A sportsbook is a gambling establishment that accepts bets on a variety of sporting events. The main type of bets that people place are moneyline bets, which are placed on whether a team will win or lose a particular game or event. Traditionally, sportsbooks were only available in Nevada and some other states, but in 2018, they became legal in more than 20 states. The legalization of sportsbooks has created a huge market for wagering, and betting companies are spending heavily on marketing to acquire customers.
A sportsbook makes its money by setting odds that make it almost guaranteed to earn a profit on each bet it takes. The odds are based on the probability of an event happening, so a bet on something with a high chance of occurring will pay out less than a bet on something that is more likely to happen but will carry greater risk.
To calculate these odds, a sportsbook will use statistical analysis to determine the likelihood of an outcome, and then divide the total amount bet by that probability. A low probability means that a bet will lose more often than it wins, while a high one indicates the opposite. To minimize the risks, a sportsbook must keep careful track of bets and adjust its odds to reflect the action. If there is too much money on a certain side, it will lower its odds and try to push bettors to the other side.

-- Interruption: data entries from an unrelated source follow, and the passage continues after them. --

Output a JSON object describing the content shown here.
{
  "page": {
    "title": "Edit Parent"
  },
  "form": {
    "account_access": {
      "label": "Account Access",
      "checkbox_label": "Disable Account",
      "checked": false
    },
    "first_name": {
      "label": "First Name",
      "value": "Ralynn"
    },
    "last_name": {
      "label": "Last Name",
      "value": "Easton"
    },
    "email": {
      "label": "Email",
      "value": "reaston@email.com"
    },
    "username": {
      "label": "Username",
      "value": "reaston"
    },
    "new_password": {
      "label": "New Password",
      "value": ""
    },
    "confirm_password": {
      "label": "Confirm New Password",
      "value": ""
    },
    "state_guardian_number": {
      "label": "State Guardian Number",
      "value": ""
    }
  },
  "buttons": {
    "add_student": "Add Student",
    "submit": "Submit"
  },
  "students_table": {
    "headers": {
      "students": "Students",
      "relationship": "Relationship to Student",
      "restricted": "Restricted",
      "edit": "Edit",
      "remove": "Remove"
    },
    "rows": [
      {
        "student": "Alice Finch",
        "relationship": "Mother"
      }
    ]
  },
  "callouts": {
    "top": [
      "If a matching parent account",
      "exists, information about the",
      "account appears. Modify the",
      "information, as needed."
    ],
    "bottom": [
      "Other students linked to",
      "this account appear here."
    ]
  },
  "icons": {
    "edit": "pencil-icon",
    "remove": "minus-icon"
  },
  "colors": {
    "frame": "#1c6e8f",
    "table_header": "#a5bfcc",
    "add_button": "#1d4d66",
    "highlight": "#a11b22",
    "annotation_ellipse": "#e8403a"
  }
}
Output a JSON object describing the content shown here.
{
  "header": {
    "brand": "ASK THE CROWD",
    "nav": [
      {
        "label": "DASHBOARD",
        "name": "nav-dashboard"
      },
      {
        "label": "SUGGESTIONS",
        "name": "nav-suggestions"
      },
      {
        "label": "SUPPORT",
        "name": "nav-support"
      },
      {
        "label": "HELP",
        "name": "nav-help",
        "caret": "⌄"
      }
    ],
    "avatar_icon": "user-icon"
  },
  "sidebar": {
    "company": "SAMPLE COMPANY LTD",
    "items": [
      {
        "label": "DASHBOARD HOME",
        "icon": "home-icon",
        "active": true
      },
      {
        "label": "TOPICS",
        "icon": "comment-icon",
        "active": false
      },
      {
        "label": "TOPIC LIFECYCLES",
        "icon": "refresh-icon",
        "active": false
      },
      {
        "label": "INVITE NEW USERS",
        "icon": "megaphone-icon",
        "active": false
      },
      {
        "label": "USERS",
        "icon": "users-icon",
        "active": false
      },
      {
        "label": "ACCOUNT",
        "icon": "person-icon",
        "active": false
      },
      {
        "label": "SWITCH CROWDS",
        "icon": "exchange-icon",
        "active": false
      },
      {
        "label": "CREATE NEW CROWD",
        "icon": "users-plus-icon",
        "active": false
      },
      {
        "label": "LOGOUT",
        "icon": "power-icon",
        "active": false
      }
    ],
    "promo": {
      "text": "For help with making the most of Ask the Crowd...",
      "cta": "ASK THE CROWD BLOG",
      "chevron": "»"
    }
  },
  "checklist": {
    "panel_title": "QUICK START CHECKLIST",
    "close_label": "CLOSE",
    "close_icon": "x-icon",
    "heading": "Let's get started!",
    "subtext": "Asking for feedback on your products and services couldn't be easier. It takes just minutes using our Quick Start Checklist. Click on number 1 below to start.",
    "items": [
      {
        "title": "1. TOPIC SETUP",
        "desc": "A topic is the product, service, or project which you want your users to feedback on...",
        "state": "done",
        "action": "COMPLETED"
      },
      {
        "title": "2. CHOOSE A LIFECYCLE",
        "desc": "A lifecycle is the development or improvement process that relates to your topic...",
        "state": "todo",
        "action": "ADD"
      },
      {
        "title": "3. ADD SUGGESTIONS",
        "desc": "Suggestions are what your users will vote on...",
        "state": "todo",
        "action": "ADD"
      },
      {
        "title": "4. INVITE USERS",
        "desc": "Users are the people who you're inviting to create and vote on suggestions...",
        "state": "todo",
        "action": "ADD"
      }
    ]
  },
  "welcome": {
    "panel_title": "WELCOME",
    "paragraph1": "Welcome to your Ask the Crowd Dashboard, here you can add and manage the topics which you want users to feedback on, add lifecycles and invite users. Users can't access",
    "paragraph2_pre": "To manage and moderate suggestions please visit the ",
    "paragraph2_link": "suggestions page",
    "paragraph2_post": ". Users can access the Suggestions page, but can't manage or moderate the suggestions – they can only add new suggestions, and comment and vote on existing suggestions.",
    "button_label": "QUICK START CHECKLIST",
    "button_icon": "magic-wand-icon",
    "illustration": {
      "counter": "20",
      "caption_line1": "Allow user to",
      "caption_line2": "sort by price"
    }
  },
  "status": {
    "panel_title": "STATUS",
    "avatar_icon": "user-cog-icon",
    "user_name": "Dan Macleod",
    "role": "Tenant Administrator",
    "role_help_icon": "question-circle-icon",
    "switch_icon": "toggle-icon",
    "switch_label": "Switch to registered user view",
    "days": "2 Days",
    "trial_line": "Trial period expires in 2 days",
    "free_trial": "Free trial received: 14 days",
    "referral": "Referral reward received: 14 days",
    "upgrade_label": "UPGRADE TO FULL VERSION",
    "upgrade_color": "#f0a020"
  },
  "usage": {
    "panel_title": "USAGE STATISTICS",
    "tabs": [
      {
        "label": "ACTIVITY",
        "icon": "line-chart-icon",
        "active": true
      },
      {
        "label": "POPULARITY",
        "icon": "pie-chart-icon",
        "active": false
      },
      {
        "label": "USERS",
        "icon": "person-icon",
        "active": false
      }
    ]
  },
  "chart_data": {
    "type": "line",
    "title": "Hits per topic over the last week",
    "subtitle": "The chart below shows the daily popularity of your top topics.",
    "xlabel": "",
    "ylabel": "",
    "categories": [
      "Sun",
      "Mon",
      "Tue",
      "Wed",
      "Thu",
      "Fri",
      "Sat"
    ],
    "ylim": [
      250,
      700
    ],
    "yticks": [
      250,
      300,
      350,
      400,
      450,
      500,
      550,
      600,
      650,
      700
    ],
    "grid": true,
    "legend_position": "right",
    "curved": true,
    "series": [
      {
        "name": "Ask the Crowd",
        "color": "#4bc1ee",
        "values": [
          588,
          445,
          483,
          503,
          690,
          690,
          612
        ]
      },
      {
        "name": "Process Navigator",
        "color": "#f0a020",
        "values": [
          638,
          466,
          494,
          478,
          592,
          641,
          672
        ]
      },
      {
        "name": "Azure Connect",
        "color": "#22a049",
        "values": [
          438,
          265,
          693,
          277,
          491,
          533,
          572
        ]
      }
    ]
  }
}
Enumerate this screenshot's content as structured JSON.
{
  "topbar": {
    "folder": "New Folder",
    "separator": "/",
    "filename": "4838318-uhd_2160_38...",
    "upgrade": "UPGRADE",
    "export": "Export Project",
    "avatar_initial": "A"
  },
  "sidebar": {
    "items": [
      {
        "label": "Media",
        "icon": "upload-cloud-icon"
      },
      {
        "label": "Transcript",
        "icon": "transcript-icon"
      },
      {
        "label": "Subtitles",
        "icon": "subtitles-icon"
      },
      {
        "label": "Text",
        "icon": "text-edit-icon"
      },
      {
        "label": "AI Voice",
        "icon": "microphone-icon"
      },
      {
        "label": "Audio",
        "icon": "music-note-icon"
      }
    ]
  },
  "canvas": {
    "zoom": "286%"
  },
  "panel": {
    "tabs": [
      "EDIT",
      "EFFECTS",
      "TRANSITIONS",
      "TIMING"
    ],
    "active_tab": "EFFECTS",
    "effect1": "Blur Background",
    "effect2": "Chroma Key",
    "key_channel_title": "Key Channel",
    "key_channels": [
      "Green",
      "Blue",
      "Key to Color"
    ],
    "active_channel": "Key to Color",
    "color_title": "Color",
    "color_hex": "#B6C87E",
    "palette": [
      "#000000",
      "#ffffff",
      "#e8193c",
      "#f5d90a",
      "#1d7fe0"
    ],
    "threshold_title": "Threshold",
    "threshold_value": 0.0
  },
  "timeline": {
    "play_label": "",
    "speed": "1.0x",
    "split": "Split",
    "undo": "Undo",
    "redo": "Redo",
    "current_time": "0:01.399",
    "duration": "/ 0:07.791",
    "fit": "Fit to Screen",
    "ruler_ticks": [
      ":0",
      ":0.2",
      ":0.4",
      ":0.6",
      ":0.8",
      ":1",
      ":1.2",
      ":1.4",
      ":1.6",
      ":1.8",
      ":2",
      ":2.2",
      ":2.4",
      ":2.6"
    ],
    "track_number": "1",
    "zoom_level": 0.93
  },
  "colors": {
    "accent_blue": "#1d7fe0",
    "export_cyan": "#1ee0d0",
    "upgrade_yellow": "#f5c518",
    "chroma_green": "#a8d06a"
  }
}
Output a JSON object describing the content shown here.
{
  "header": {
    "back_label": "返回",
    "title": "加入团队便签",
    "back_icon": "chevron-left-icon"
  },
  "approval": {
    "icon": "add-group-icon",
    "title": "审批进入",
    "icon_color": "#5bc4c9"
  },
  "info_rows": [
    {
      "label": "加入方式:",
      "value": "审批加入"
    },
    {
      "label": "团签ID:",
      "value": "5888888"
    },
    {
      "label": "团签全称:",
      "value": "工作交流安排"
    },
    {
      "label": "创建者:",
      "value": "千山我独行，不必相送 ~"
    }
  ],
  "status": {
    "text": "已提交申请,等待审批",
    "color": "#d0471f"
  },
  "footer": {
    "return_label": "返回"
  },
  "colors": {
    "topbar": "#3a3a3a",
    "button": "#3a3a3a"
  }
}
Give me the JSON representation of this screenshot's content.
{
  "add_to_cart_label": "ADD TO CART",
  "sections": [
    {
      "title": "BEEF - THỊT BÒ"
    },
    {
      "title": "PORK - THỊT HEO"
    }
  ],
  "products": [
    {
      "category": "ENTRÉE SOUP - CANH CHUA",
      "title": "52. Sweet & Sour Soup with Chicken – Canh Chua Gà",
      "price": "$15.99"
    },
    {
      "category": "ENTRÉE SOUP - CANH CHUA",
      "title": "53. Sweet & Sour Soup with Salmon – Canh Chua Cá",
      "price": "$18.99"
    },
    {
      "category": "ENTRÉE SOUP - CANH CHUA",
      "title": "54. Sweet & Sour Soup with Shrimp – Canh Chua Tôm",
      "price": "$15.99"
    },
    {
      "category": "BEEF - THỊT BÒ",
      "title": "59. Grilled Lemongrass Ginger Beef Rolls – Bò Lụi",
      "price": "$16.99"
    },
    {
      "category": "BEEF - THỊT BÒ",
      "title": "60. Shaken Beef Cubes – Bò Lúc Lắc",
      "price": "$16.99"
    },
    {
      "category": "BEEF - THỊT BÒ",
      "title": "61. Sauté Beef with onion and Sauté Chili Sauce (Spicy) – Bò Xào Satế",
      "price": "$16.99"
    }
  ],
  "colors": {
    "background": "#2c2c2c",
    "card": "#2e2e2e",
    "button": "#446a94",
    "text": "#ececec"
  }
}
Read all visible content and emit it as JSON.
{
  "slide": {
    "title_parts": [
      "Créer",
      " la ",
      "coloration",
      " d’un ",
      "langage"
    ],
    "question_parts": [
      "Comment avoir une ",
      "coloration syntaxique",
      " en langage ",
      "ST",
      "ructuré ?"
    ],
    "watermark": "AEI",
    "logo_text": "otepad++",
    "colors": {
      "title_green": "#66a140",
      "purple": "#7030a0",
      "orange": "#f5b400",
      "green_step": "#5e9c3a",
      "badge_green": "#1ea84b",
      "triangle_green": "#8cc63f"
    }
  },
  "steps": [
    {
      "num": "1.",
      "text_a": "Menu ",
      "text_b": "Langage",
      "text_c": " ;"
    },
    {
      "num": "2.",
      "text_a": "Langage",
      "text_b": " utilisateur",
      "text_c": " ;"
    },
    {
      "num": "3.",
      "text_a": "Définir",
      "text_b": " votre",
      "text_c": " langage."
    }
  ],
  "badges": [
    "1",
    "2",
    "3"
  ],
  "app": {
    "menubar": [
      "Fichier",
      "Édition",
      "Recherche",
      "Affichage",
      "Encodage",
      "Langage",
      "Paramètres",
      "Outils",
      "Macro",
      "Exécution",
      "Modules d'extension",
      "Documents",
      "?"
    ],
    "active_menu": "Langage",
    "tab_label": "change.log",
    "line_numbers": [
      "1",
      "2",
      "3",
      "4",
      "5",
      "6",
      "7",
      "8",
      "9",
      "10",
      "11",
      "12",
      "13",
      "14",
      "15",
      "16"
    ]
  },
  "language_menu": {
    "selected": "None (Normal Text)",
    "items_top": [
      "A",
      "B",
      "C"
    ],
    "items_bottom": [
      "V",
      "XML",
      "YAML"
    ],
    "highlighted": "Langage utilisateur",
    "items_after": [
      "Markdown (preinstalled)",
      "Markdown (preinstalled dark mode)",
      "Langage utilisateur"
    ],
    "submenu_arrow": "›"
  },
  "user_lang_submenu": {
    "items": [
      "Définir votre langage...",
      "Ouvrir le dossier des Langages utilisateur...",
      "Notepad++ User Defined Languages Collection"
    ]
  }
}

In addition to the main bet types, some sportsbooks also offer a variety of props, or propositional bets. These bets can range from the number of points scored in a game to the first team to score a specific amount of points during a game. These props are popular during the NCAA tournament and can be a good way to add some excitement to your wagering experience.
When evaluating a sportsbook, it’s important to look for one that offers a variety of payment methods, including traditional debit and credit cards. In addition, the sportsbook should be able to process payments using popular eWallets. It’s also a good idea to check out user reviews, but remember that what someone else sees as negative may not be the same for you.
A sportsbook that is licensed and operates in a state where it’s legal to do so is more trustworthy than an offshore site. Offshore sites aren’t protected from the threat of federal prosecution, as prosecutors have successfully pursued cases against offshore operators for more than two decades. In fact, it is illegal in many jurisdictions to make a bet with an unlicensed sportsbook. Those who do so are subject to fines and other penalties. Offshore sportsbooks can also be difficult to regulate because they lack the resources and expertise that a licensed and regulated bookie has. They also tend to have low customer support standards and offer unreliable odds and bet lines. These issues can cause problems for players and create a negative image for the industry.